RECORDS FOR THE EXERCISE
+++

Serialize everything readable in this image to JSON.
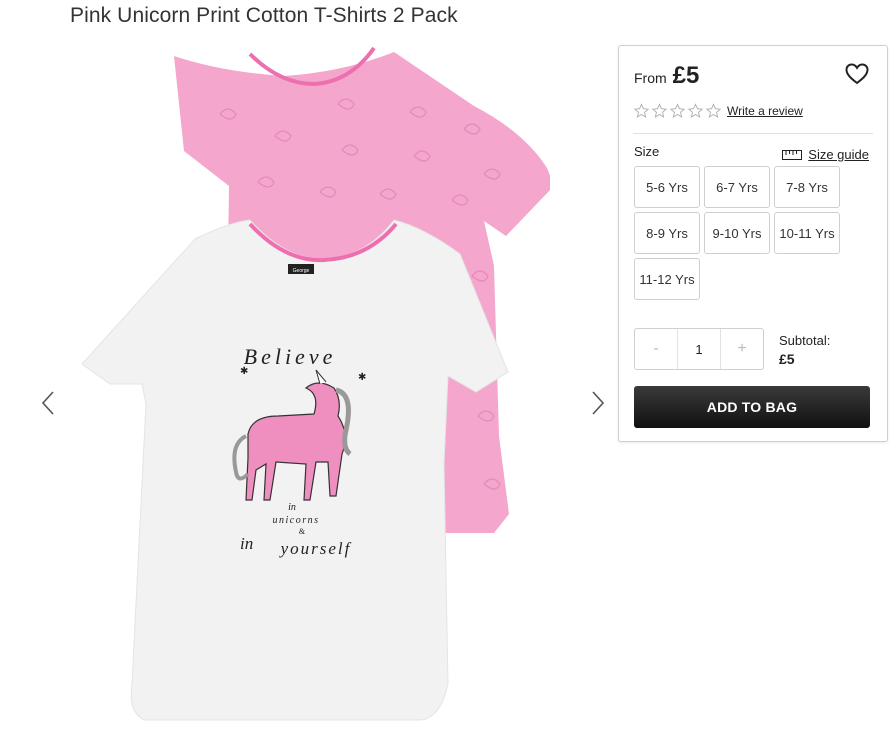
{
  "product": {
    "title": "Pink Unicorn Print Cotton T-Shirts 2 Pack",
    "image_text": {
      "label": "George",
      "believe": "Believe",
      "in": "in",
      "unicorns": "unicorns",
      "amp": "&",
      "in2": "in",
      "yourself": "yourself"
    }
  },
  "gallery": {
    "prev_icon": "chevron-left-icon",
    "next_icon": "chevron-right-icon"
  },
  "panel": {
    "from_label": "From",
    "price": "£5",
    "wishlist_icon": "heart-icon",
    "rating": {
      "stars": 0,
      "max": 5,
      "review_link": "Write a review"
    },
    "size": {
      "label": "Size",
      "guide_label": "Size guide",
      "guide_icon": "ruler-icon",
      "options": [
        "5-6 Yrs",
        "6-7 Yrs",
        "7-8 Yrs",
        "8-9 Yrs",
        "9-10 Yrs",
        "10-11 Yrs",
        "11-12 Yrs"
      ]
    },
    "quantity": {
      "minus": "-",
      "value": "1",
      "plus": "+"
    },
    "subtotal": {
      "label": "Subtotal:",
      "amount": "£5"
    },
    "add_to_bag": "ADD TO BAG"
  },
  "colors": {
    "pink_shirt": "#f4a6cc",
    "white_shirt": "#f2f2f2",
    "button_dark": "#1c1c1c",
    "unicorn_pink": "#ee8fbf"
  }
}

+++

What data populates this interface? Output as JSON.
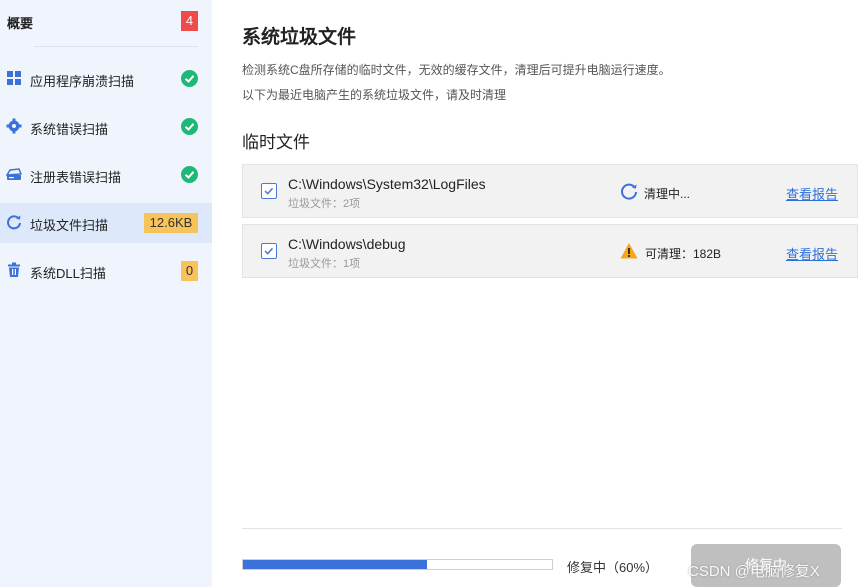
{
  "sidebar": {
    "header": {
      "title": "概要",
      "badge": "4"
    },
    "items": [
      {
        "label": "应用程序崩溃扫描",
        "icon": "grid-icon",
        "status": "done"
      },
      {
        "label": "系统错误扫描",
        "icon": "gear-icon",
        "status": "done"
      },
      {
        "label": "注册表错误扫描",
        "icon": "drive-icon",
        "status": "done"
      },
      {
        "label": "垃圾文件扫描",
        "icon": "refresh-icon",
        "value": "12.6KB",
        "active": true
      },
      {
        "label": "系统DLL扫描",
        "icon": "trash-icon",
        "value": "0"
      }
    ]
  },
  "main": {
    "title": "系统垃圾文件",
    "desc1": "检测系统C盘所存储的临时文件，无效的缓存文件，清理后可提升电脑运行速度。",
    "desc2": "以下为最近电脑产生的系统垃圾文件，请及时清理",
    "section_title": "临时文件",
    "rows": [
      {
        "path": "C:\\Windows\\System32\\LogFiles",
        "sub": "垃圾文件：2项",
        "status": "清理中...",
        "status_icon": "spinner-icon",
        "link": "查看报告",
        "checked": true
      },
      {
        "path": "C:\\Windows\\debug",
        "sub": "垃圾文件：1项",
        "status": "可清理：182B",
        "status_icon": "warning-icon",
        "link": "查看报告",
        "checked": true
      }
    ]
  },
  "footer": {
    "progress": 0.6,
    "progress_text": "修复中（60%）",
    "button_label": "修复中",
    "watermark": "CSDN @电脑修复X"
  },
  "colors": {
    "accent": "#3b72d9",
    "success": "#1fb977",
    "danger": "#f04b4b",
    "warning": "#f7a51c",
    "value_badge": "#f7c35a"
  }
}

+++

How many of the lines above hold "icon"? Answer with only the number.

11